What To Do When You’re Gone
Potty training can get derailed when your puppy is left unsupervised. A general rule of thumb is that a puppy can hold their urine for their age plus one in hours.2 If your pup is four months old, that means he can probably hold his urine for five hours.
Crate your puppy or section off a small area of your house if you’ll be gone within the safe window of elimination. Make sure the crate or area is somewhere your puppy enjoys being. You can do that by offering toys and treats inside this area at times when you’re around, so he has positive associations with it.
If you’re gone longer than the puppy can realistically hold their urine, try confining your puppy to a specific area and include a pee pad where he can relieve himself. It might take time to train your dog to go on a pee pad too, so again, try to be patient.
Housetraining Tips and Tricks
- Feed your dog on a consistent schedule. Pups have to go 15 to 20 minutes after a meal. That gives you a good idea of when he might need to go and an excellent opportunity for a successful potty trip.
- Take your dog out every two hours in the early days of house training. Set an alarm to take him out at least once a night.
- Constant supervision is key to consistent training. Try not to leave your puppy alone for more than two to three hours at a time. If you have to be gone longer, leave your puppy in a small area with a pee pad or other place that he’s been trained to go.
- Don’t get angry at your puppy or rub his face in his waste if he has an accident. Instead, clean it thoroughly and stick to your training, including close supervision.
- If your pup starts going while you’re watching, make a loud noise to interrupt him and immediately take him to the appropriate area.
- If your puppy’s trip outside isn’t successful (as in he doesn’t go when you know he probably needs to), try confining your puppy to his crate, the kitchen or laundry room, or another confined space for 15 minutes and try again.
When Is My Puppy Fully House Trained?
Puppies aren’t considered fully house trained until they’ve gone 8 to 12 weeks without an accident.
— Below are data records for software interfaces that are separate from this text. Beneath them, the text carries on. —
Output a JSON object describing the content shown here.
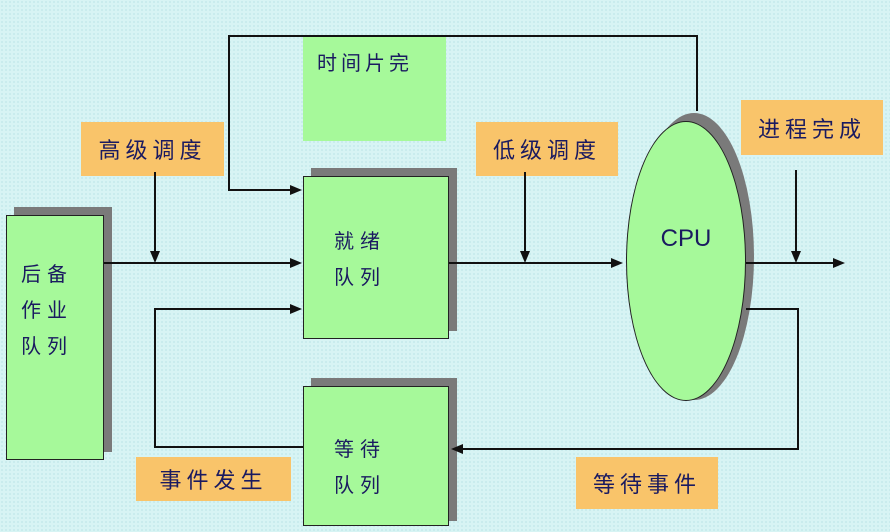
{
  "nodes": {
    "backup_queue": [
      "后备",
      "作业",
      "队列"
    ],
    "ready_queue": [
      "就绪",
      "队列"
    ],
    "wait_queue": [
      "等待",
      "队列"
    ],
    "timeslice_box": "时间片完",
    "cpu": "CPU"
  },
  "labels": {
    "high_level_scheduling": "高级调度",
    "low_level_scheduling": "低级调度",
    "process_complete": "进程完成",
    "event_occurs": "事件发生",
    "wait_event": "等待事件"
  },
  "colors": {
    "node_fill": "#a6f99a",
    "label_fill": "#f9c46a",
    "shadow": "#7a7a7a",
    "text": "#1a1a60",
    "background": "#d7f4f4"
  }
}
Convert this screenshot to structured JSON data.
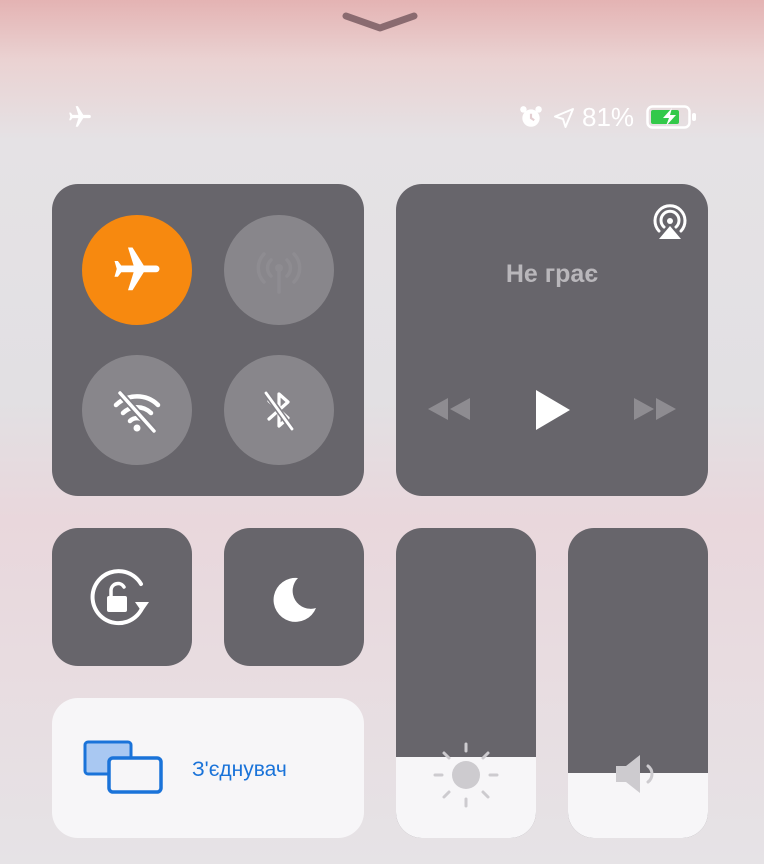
{
  "status_bar": {
    "battery_text": "81%",
    "icons": [
      "airplane-icon",
      "alarm-icon",
      "location-icon",
      "battery-charging-icon"
    ]
  },
  "connectivity": {
    "airplane_mode": true,
    "cellular": false,
    "wifi": false,
    "bluetooth": false
  },
  "media": {
    "title": "Не грає",
    "icons": [
      "airplay-icon",
      "rewind-icon",
      "play-icon",
      "fast-forward-icon"
    ]
  },
  "controls": {
    "icons": [
      "rotation-lock-icon",
      "moon-icon"
    ]
  },
  "screen_mirroring": {
    "label": "З'єднувач",
    "icon": "screen-mirroring-icon"
  },
  "brightness": {
    "level": 0.26,
    "icon": "sun-icon"
  },
  "volume": {
    "level": 0.21,
    "icon": "speaker-icon"
  },
  "colors": {
    "accent_orange": "#f7890f",
    "tile_bg": "#67656b",
    "link_blue": "#1a73d9"
  }
}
Some puppies can achieve this by six months old. However, others may take a year to reach this point. Remember that puppies are all different, just like people. Their bodies and abilities develop on their own schedule. Try to be patient and consistent as you guide your pup through proper house training.
We’ve created a lot of great resources for new dog owners:
- Our New Puppy Checklist
- A Guide to crate train a puppy
- A guide to getting a puppy to sleep through the night
- Our Puppy Weight Calculator
- Our puppy growth chart
Pet News Daily uses only high-quality sources, including peer-reviewed studies, to support the facts within our articles. Read our editorial process to learn more about how we fact-check and keep our content accurate, reliable, and trustworthy.
- Bray, et al. Dog cognitive development: a longitudinal study across the first 2 years of life. Animal Cognition. 2021;24(2): doi: 10.1007/s10071-020-01443-7
- Herron, Meghan. Behavior guide for your new puppy. vet.osu.edu. Accessed November 26, 2021.